Top of Records for this task
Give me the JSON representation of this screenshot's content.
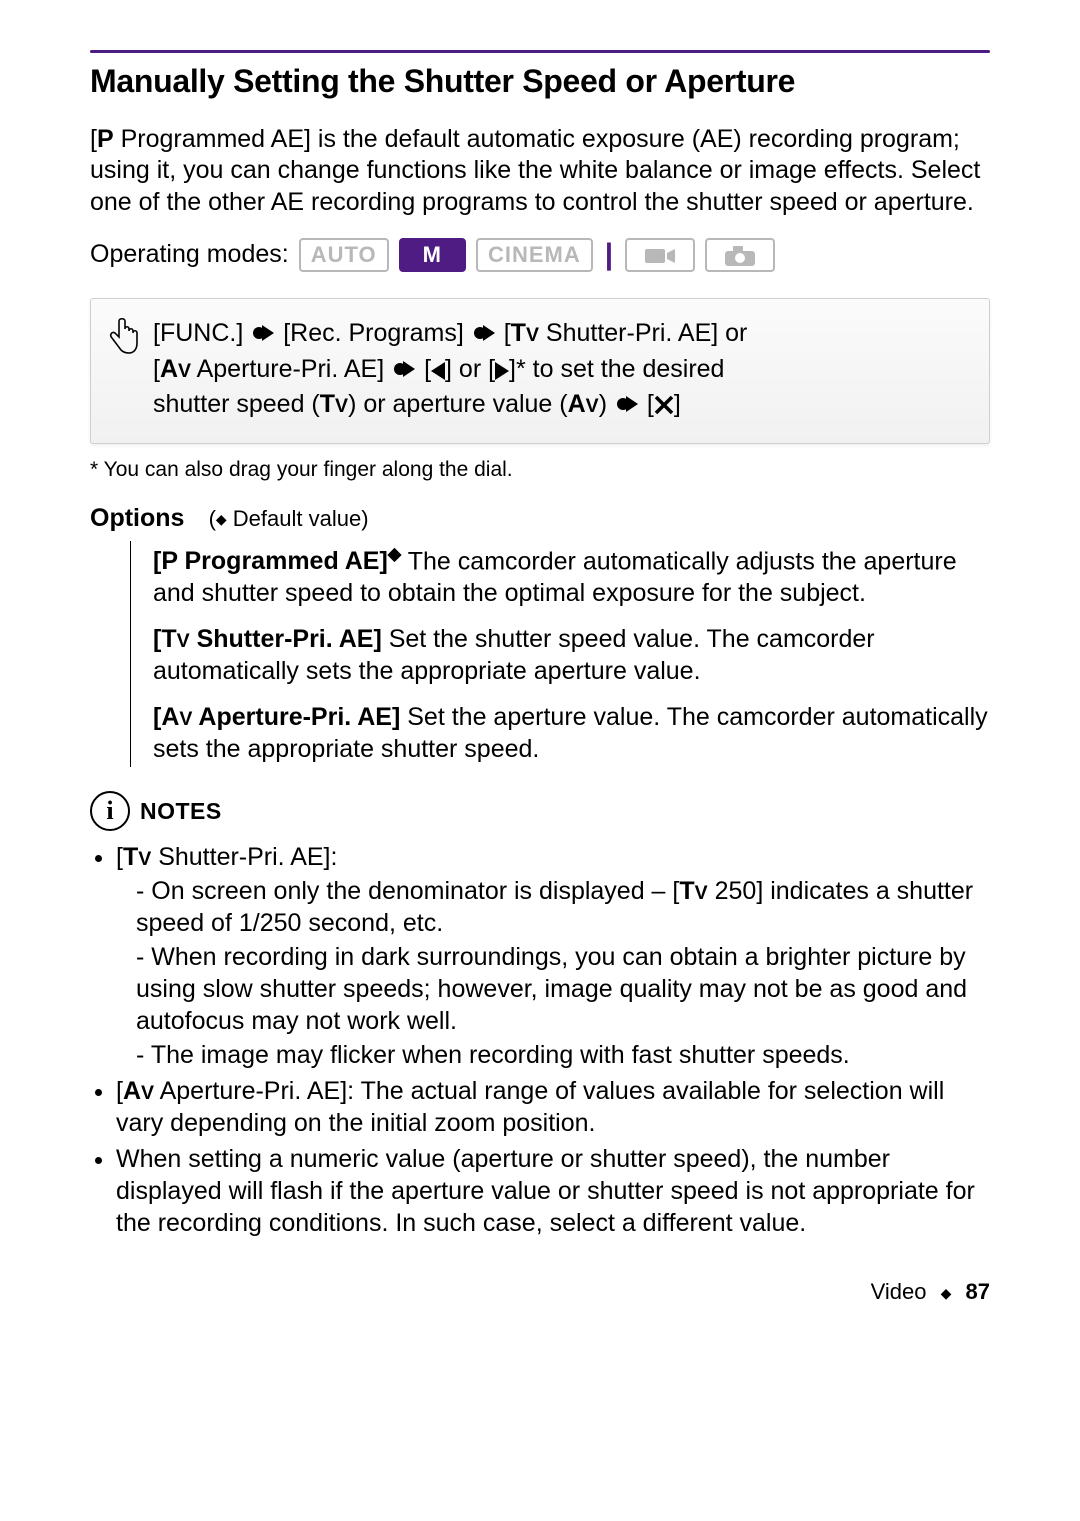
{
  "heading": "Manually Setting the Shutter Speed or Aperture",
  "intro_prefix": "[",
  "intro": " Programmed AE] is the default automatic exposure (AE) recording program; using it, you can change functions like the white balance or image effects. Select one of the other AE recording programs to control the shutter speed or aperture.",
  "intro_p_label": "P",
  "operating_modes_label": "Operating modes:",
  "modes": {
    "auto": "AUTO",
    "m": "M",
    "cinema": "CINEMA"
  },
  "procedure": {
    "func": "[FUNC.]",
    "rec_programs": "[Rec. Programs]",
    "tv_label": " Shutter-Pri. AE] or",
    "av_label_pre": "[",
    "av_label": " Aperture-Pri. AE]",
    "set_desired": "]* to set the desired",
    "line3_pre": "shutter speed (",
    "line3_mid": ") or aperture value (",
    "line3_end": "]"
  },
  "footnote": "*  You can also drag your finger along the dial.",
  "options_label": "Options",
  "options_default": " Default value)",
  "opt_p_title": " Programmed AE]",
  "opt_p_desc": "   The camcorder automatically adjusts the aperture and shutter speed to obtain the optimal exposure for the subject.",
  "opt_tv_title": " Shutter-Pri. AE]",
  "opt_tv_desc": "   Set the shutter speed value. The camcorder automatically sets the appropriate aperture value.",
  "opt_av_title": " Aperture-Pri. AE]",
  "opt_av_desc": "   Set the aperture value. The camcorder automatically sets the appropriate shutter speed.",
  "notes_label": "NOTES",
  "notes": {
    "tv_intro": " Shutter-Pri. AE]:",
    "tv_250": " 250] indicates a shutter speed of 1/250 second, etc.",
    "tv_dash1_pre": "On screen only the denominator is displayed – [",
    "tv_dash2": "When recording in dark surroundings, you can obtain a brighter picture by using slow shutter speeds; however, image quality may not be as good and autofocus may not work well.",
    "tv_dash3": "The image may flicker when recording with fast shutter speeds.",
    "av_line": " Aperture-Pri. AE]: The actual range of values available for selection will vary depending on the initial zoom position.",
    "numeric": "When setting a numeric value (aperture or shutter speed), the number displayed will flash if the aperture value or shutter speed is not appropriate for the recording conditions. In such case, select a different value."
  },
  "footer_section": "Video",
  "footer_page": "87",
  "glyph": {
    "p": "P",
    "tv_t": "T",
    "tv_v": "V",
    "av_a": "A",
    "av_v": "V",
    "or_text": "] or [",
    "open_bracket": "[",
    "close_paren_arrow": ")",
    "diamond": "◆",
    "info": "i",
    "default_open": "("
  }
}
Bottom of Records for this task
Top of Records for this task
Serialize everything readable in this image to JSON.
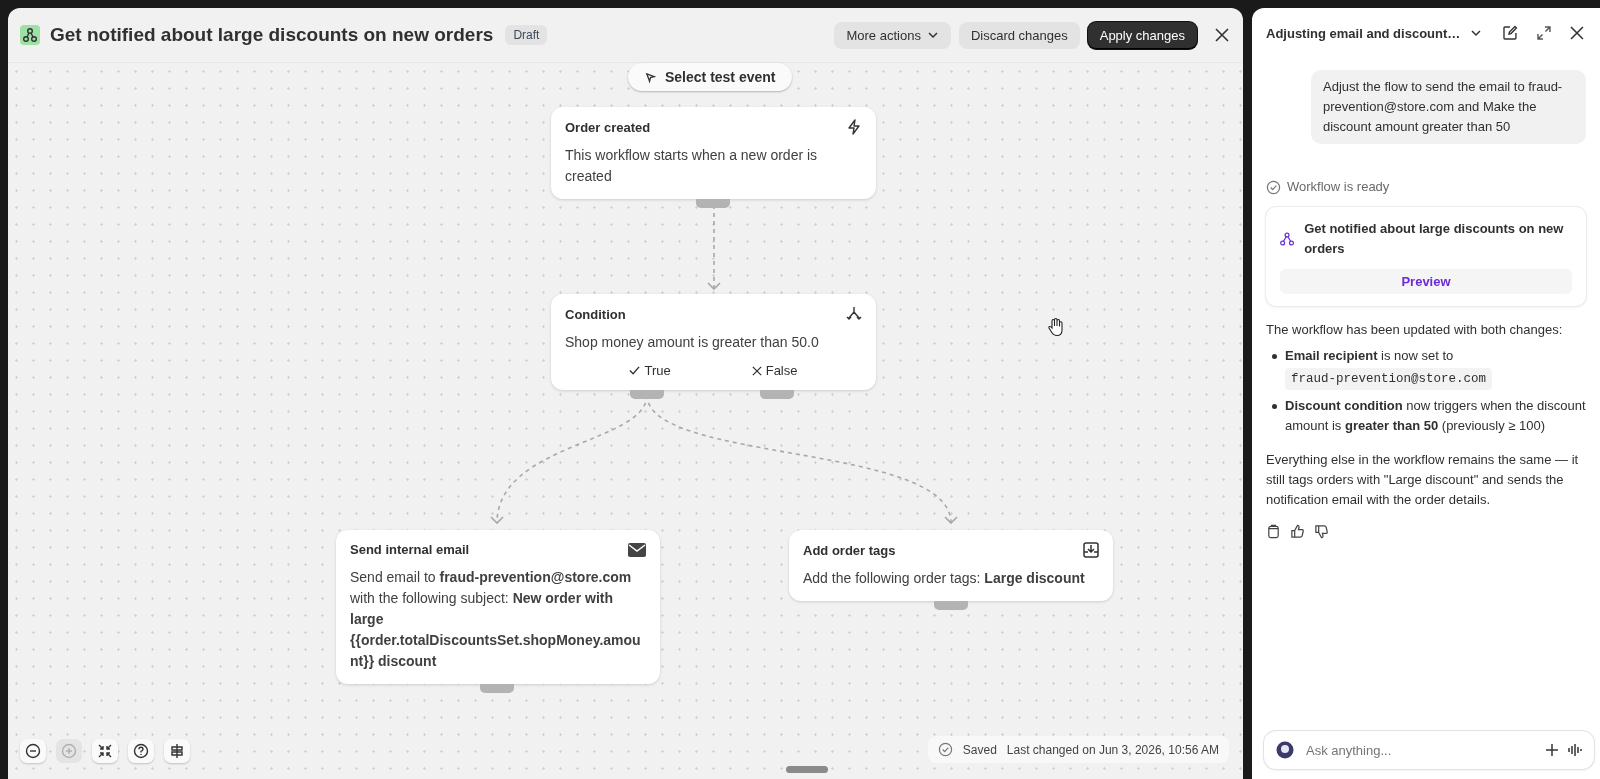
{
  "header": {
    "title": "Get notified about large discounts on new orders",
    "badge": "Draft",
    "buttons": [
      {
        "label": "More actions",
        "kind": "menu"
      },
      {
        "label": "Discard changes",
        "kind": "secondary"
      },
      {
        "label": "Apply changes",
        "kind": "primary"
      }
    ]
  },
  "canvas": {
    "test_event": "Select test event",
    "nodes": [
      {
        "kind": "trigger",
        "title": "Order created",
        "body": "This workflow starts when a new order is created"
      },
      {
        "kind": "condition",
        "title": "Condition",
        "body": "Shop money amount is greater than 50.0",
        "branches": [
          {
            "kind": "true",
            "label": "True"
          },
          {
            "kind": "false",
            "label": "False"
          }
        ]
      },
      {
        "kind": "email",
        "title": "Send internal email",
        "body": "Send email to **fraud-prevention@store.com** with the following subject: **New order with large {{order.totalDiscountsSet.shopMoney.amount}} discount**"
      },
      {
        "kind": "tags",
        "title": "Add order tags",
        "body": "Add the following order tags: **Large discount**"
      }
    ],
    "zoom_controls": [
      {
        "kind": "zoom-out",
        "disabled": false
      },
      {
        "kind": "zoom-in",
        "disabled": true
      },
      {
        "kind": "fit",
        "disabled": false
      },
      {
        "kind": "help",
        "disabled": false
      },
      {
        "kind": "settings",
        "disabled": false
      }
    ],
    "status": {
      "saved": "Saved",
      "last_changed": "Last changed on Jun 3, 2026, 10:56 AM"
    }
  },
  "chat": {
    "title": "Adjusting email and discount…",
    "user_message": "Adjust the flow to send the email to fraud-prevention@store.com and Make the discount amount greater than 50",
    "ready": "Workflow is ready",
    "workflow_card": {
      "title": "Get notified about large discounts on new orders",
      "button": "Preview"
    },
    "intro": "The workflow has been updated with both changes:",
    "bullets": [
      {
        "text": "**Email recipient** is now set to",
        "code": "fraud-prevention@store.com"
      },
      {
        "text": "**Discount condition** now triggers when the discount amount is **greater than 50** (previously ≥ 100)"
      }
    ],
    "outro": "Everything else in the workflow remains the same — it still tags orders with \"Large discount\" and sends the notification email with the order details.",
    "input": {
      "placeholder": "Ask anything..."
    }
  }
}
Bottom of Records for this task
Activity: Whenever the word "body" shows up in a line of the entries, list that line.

Answer to the problem:
        "body": "This workflow starts when a new order is created"
        "body": "Shop money amount is greater than 50.0",
        "body": "Send email to **fraud-prevention@store.com** with the following subject: **New order with large {{order.totalDiscountsSet.shopMoney.amount}} discount**"
        "body": "Add the following order tags: **Large discount**"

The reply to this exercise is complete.